## Your goal
What you give back must match the data below character for character.

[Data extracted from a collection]
==============================

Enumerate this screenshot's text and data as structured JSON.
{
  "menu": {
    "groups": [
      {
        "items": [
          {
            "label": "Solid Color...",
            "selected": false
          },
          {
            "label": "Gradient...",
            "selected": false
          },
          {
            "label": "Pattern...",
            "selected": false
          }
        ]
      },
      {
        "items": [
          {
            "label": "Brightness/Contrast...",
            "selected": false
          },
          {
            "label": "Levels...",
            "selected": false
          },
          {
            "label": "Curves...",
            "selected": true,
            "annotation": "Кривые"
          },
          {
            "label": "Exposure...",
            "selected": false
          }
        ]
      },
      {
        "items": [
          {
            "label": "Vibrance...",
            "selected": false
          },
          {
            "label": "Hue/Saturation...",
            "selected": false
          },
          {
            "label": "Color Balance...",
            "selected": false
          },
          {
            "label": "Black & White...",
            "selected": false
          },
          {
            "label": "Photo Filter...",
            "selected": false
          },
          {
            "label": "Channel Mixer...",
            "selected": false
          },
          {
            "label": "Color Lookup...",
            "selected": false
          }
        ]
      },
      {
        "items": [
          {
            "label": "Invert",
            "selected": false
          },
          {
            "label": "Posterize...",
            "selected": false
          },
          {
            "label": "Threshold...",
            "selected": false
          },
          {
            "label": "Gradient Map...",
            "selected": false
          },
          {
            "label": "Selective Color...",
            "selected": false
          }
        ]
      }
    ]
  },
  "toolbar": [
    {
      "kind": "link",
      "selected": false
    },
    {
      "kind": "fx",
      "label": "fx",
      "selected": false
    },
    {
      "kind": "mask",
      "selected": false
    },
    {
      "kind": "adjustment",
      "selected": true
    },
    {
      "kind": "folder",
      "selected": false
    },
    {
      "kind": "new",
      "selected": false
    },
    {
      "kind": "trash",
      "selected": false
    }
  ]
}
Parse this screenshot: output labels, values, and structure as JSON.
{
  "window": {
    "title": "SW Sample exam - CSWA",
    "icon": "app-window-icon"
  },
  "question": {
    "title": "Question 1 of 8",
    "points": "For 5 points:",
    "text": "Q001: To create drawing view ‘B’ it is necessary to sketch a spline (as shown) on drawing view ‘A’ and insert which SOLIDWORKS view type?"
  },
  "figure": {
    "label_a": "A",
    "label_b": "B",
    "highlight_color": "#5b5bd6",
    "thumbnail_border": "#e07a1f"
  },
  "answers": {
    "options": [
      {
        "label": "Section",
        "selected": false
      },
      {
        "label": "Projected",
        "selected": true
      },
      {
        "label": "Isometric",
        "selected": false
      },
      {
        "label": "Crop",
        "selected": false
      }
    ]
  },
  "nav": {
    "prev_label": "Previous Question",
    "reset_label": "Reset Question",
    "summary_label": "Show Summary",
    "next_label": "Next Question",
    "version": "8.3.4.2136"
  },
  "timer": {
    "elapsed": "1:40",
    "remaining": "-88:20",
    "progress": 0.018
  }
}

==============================

## Written answer
Enumerate this screenshot's text and data as structured JSON.
{
  "menu": {
    "groups": [
      {
        "items": [
          {
            "label": "Solid Color...",
            "selected": false
          },
          {
            "label": "Gradient...",
            "selected": false
          },
          {
            "label": "Pattern...",
            "selected": false
          }
        ]
      },
      {
        "items": [
          {
            "label": "Brightness/Contrast...",
            "selected": false
          },
          {
            "label": "Levels...",
            "selected": false
          },
          {
            "label": "Curves...",
            "selected": true,
            "annotation": "Кривые"
          },
          {
            "label": "Exposure...",
            "selected": false
          }
        ]
      },
      {
        "items": [
          {
            "label": "Vibrance...",
            "selected": false
          },
          {
            "label": "Hue/Saturation...",
            "selected": false
          },
          {
            "label": "Color Balance...",
            "selected": false
          },
          {
            "label": "Black & White...",
            "selected": false
          },
          {
            "label": "Photo Filter...",
            "selected": false
          },
          {
            "label": "Channel Mixer...",
            "selected": false
          },
          {
            "label": "Color Lookup...",
            "selected": false
          }
        ]
      },
      {
        "items": [
          {
            "label": "Invert",
            "selected": false
          },
          {
            "label": "Posterize...",
            "selected": false
          },
          {
            "label": "Threshold...",
            "selected": false
          },
          {
            "label": "Gradient Map...",
            "selected": false
          },
          {
            "label": "Selective Color...",
            "selected": false
          }
        ]
      }
    ]
  },
  "toolbar": [
    {
      "kind": "link",
      "selected": false
    },
    {
      "kind": "fx",
      "label": "fx",
      "selected": false
    },
    {
      "kind": "mask",
      "selected": false
    },
    {
      "kind": "adjustment",
      "selected": true
    },
    {
      "kind": "folder",
      "selected": false
    },
    {
      "kind": "new",
      "selected": false
    },
    {
      "kind": "trash",
      "selected": false
    }
  ]
}
Parse this screenshot: output labels, values, and structure as JSON.
{
  "window": {
    "title": "SW Sample exam - CSWA",
    "icon": "app-window-icon"
  },
  "question": {
    "title": "Question 1 of 8",
    "points": "For 5 points:",
    "text": "Q001: To create drawing view ‘B’ it is necessary to sketch a spline (as shown) on drawing view ‘A’ and insert which SOLIDWORKS view type?"
  },
  "figure": {
    "label_a": "A",
    "label_b": "B",
    "highlight_color": "#5b5bd6",
    "thumbnail_border": "#e07a1f"
  },
  "answers": {
    "options": [
      {
        "label": "Section",
        "selected": false
      },
      {
        "label": "Projected",
        "selected": true
      },
      {
        "label": "Isometric",
        "selected": false
      },
      {
        "label": "Crop",
        "selected": false
      }
    ]
  },
  "nav": {
    "prev_label": "Previous Question",
    "reset_label": "Reset Question",
    "summary_label": "Show Summary",
    "next_label": "Next Question",
    "version": "8.3.4.2136"
  },
  "timer": {
    "elapsed": "1:40",
    "remaining": "-88:20",
    "progress": 0.018
  }
}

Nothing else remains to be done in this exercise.